Wednesday, July 29, 2009
Weed cut done and dusted and the difficult fishing continues. A few Browns are showing on the surface but many are now fixated with sub surface feeding. Despite the mixed weather fly hatches continue to be good, flurries of Olives appear from midday onwards and the sedge hatch builds from mid afternoon. A few settled days would, I’m sure, get many of the fish slashing at Sedges. This kind of tricky fishing led many beats to first start introducing Rainbow Trout that were considered to be more free-rising under these conditions. Nowadays they are stocked into the river throughout the season. They are more willing feeders than Brown Trout. Put a 50/50 split of same-size Browns and Rainbows in a pond and the Rainbows will out compete the Browns for food, the difference in size clearly visible within a matter of weeks. We don’t stock Rainbows and there is no pressure to provide a maximum bag for every angler, sometimes a fish caught in July/August is worth four caught in May. Piling more Browns into the river is not the answer and can cause more problems in the close season with too many fish over wintering in the river competing for a scarce food source. Guaranteeing bags can induce bad practice in game bird management, guaranteeing bags in fishing does the same, with water overstocked and any sense of natural balance lost.

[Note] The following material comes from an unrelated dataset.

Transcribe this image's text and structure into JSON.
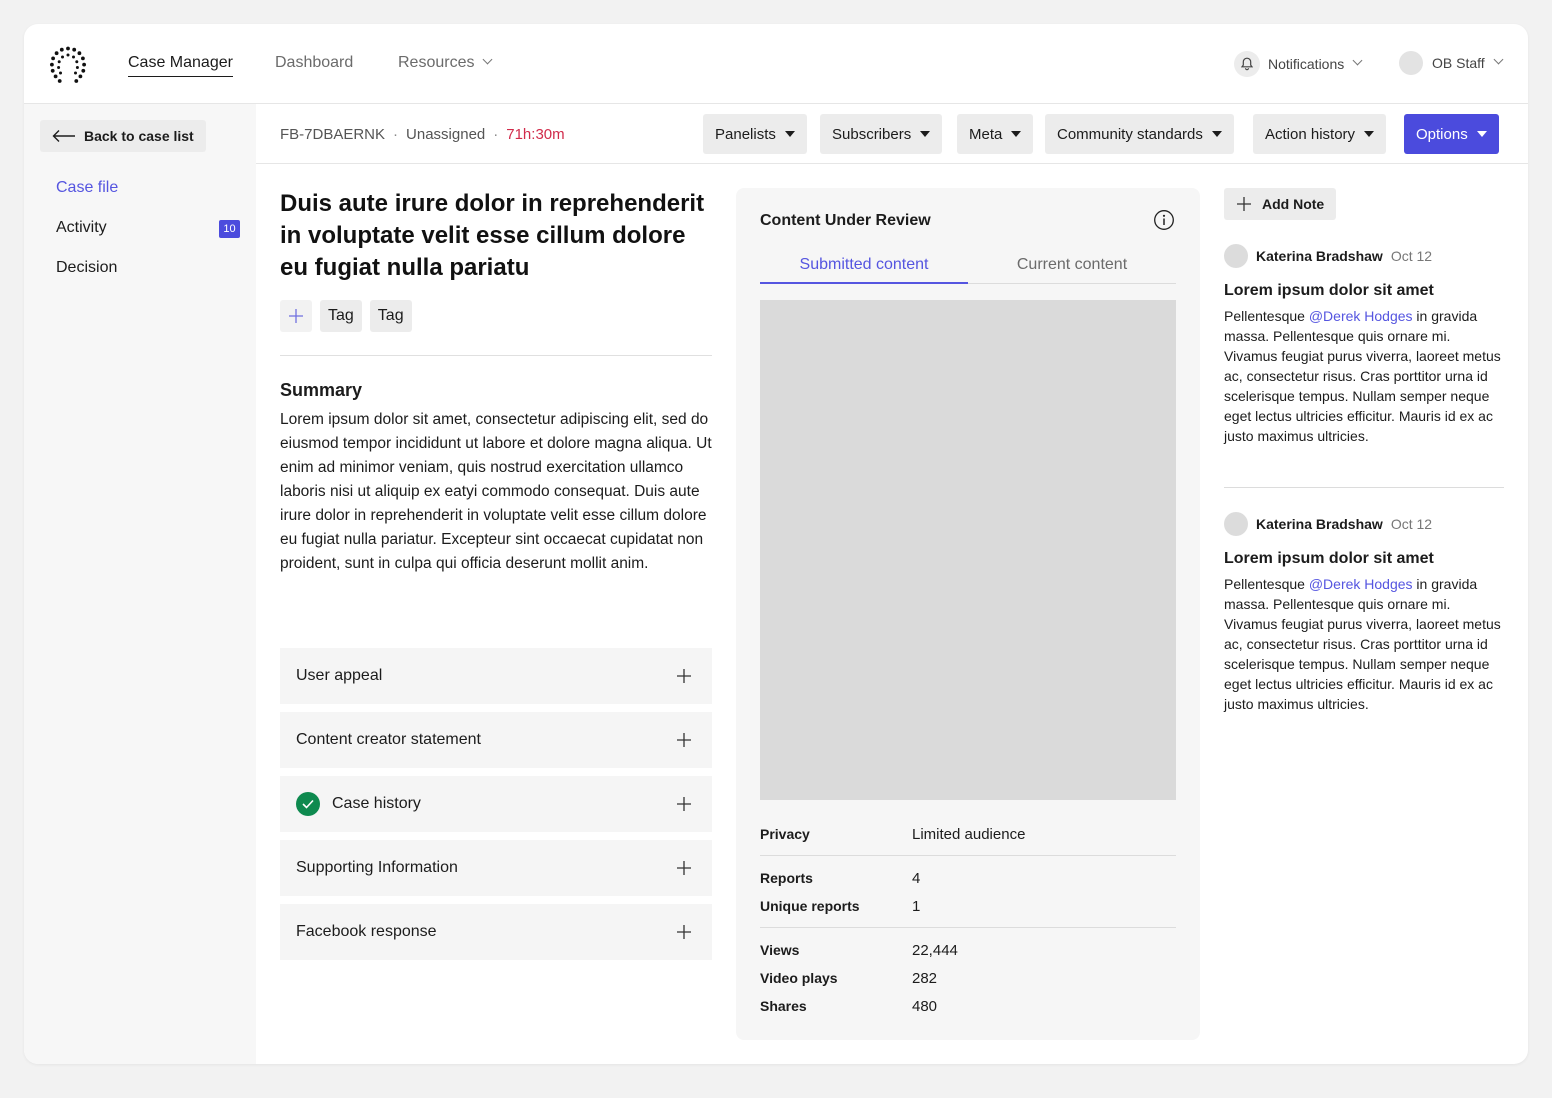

Any chump can pile heaps of fish into a body of water, bung on a sparkly nymph/lure and haul four fish out for the most inept of clients, corporate fishing relies on this kind of sport as do some of the more disreputable guiding services. Fishing is not about a guaranteed bag, fishing is about the day, for every successful day there may be an unsuccessful day that will make the rewards of the good day all the more greater.
Angling has taken a bit of a bashing in the press this week, with celebratory headlines proclaiming the return of the Otter, and Griff Rhys Jones clumsily sticking his oar into the water over public access to rivers.
Otters are great. They are furry and brown, fiddle with crabs, and do cute things in water; Hugh Heffner made a million on similar creatures in America. At some point the decision must be made that we have enough Otters, as indeed Hugh had to make in his mansion in Beverly Hills. Currently I have several miles of electric tape encircling the stew ponds and have picked up half a dozen fish with chunks out of their back, dead, on the weed bars. Who will say that we have enough Otters? As Homo Sapiens occupying top spot in the evolutionary triangle, we have a duty to maintain a balance.
Griff Rhys Jones hasn’t looked too good on the water in any of his recent series. Stuck in a Wind in the Willows world, he has shown little understanding of the true riverine environment. His disneyfication of the river environment appeals to a wide audience and is typical of an increasingly media driven world.
I enjoy canoeing; once upon a time I was quite good at it. I also enjoy fishing; there is room for both. For the true canoeist much of the rivers of this isle hold little appeal. On the Tryweryn in North Wales, the Dee at Langollen - excellent canoeing water, canoeing and fishing have cohabited successfully for many years. Jones’s call for the masses to break out their kayaks and start breaking lines is daft, and an ill thought out publicity stunt to increase viewing figures.